Turning down the volume on the musical fruit

I happened to stumble across a study done in spring 2006 in which a group of scientists in Venezuela were looking to find the secret to gas-free beans. The problem with beans in the human digestive system is that bacteria in the large intestine actually ferment the beans in order to make them more digestible down the line (so to speak). As anyone who has ever made bread or beer knows, one of the by-products of fermentation is gas (C02). So the scientists were looking to find the specific bacteria that could be used to pre-ferment beans as they cook, thus reducing the gas problem.

Now what interested me about this story was not the actual findings (the research was geared to the food industry) but a remark made in passing--no pun intended--by the Reuters reporter, to wit: "Smart cooks know they can ferment beans, and make them less gas-inducing, by cooking them in the liquor from a previous batch."
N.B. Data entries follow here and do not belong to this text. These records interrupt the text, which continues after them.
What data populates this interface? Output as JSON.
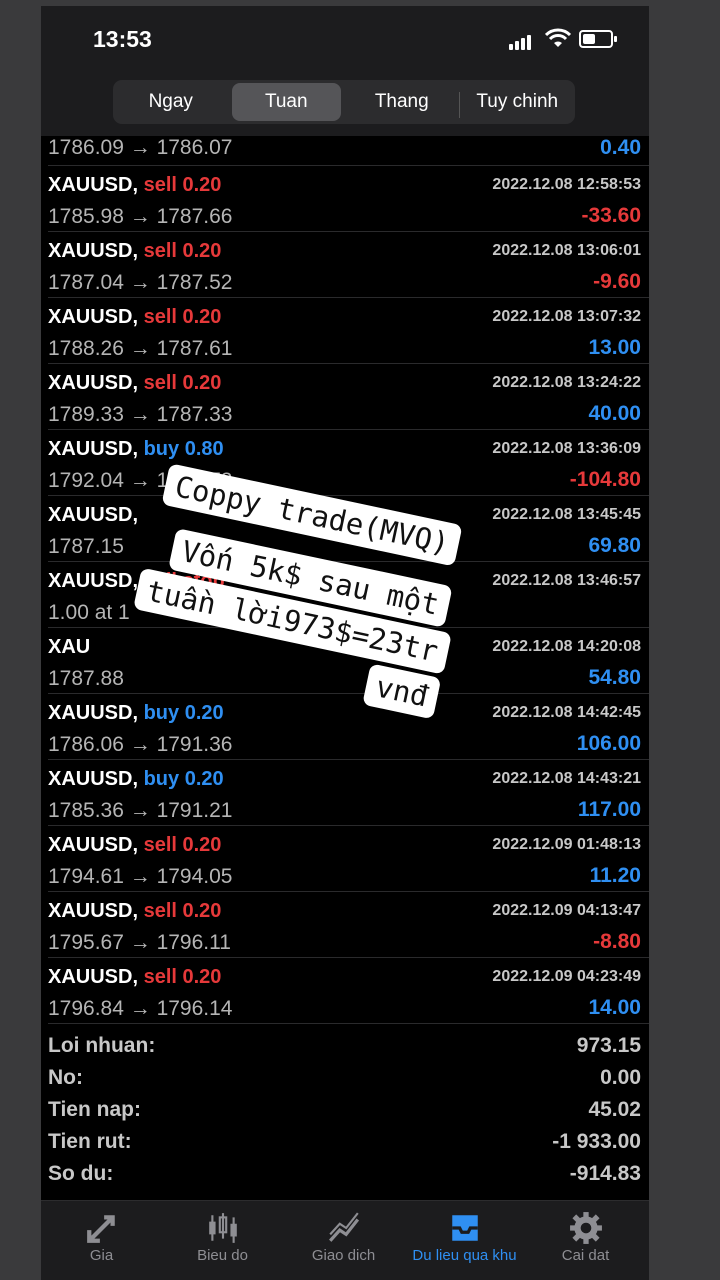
{
  "status": {
    "time": "13:53"
  },
  "segments": [
    {
      "label": "Ngay",
      "active": false
    },
    {
      "label": "Tuan",
      "active": true
    },
    {
      "label": "Thang",
      "active": false
    },
    {
      "label": "Tuy chinh",
      "active": false
    }
  ],
  "trades": [
    {
      "symbol": "",
      "side": "",
      "lot": "",
      "datetime": "",
      "prices": "1786.09 → 1786.07",
      "profit": "0.40",
      "sign": "pos"
    },
    {
      "symbol": "XAUUSD,",
      "side": "sell",
      "lot": "0.20",
      "datetime": "2022.12.08 12:58:53",
      "prices": "1785.98 → 1787.66",
      "profit": "-33.60",
      "sign": "neg"
    },
    {
      "symbol": "XAUUSD,",
      "side": "sell",
      "lot": "0.20",
      "datetime": "2022.12.08 13:06:01",
      "prices": "1787.04 → 1787.52",
      "profit": "-9.60",
      "sign": "neg"
    },
    {
      "symbol": "XAUUSD,",
      "side": "sell",
      "lot": "0.20",
      "datetime": "2022.12.08 13:07:32",
      "prices": "1788.26 → 1787.61",
      "profit": "13.00",
      "sign": "pos"
    },
    {
      "symbol": "XAUUSD,",
      "side": "sell",
      "lot": "0.20",
      "datetime": "2022.12.08 13:24:22",
      "prices": "1789.33 → 1787.33",
      "profit": "40.00",
      "sign": "pos"
    },
    {
      "symbol": "XAUUSD,",
      "side": "buy",
      "lot": "0.80",
      "datetime": "2022.12.08 13:36:09",
      "prices": "1792.04 → 1790.73",
      "profit": "-104.80",
      "sign": "neg"
    },
    {
      "symbol": "XAUUSD,",
      "side": "",
      "lot": "",
      "datetime": "2022.12.08 13:45:45",
      "prices": "1787.15",
      "profit": "69.80",
      "sign": "pos"
    },
    {
      "symbol": "XAUUSD,",
      "side": "sell stop",
      "lot": "",
      "datetime": "2022.12.08 13:46:57",
      "prices": "1.00 at 1",
      "profit": "",
      "sign": "pos"
    },
    {
      "symbol": "XAU",
      "side": "",
      "lot": "",
      "datetime": "2022.12.08 14:20:08",
      "prices": "1787.88",
      "profit": "54.80",
      "sign": "pos"
    },
    {
      "symbol": "XAUUSD,",
      "side": "buy",
      "lot": "0.20",
      "datetime": "2022.12.08 14:42:45",
      "prices": "1786.06 → 1791.36",
      "profit": "106.00",
      "sign": "pos"
    },
    {
      "symbol": "XAUUSD,",
      "side": "buy",
      "lot": "0.20",
      "datetime": "2022.12.08 14:43:21",
      "prices": "1785.36 → 1791.21",
      "profit": "117.00",
      "sign": "pos"
    },
    {
      "symbol": "XAUUSD,",
      "side": "sell",
      "lot": "0.20",
      "datetime": "2022.12.09 01:48:13",
      "prices": "1794.61 → 1794.05",
      "profit": "11.20",
      "sign": "pos"
    },
    {
      "symbol": "XAUUSD,",
      "side": "sell",
      "lot": "0.20",
      "datetime": "2022.12.09 04:13:47",
      "prices": "1795.67 → 1796.11",
      "profit": "-8.80",
      "sign": "neg"
    },
    {
      "symbol": "XAUUSD,",
      "side": "sell",
      "lot": "0.20",
      "datetime": "2022.12.09 04:23:49",
      "prices": "1796.84 → 1796.14",
      "profit": "14.00",
      "sign": "pos"
    }
  ],
  "summary": [
    {
      "label": "Loi nhuan:",
      "value": "973.15"
    },
    {
      "label": "No:",
      "value": "0.00"
    },
    {
      "label": "Tien nap:",
      "value": "45.02"
    },
    {
      "label": "Tien rut:",
      "value": "-1 933.00"
    },
    {
      "label": "So du:",
      "value": "-914.83"
    }
  ],
  "overlay": {
    "line1": "Coppy trade(MVQ)",
    "line2": "Vốn 5k$ sau một",
    "line3": "tuần lời973$=23tr",
    "line4": "vnđ"
  },
  "tabs": [
    {
      "label": "Gia",
      "icon": "price-arrows-icon",
      "active": false
    },
    {
      "label": "Bieu do",
      "icon": "candlestick-icon",
      "active": false
    },
    {
      "label": "Giao dich",
      "icon": "trade-chart-icon",
      "active": false
    },
    {
      "label": "Du lieu qua khu",
      "icon": "history-tray-icon",
      "active": true
    },
    {
      "label": "Cai dat",
      "icon": "gear-icon",
      "active": false
    }
  ],
  "colors": {
    "sell": "#e6393a",
    "buy": "#2f8ff2",
    "accent": "#2f8ff2",
    "background": "#000000"
  }
}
So, OK, I guess I'm not a smart cook. I've never heard this theory. Has anyone out there ever done this? And did it work?

Tuesday, January 2, 2007

Morning Food

I've been in a breakfast/brunch kind of mood recently, so I've been thumbing through a revised version of a wonderful little cookbook called Morning Food (Ten Speed Press). The recipes are from a California chef named Margaret Fox, who for years was chef/owner of a famous restaurant in Mendocino, California, called Cafe Beaujolais.

The title of the book, and its contents, are a reflection of Fox's philosophy that there are lots of foods that people don't ordinarily associate with breakfast, but that she thinks many people do want to eat in the morning. As she puts it, you shouldn't have to "rationalize anything you choose to put in your mouth before noon."

Here are some "morning food" recipes from the book that illustrate her point: Posole (with pork ribs), Crunchy Country Fries, Sausage-Stuffed Baked Apples, Pumpkin Pie, Artichoke & Prosciutto Strata. Of course the book has plenty of regulation breakfast food, too, like Mocha Walnut Wonder Muffins, Tropical Waffles with Macadamia Nuts & Toasted Coconut, Blueberry Cream Cheese Coffee Cake.

In addition to delicious recipes, the book is also eminently readable, thanks, we assume, to both the book's co-author, John Bear, and to Fox's sense of humor. In her acknowledgments, Fox credits Rocky and Bullwinkle and The Dick Van Dyke Show for their "indelible influence on my young and impressionable sense of humor." If you want to read more about Margaret Fox, check her website.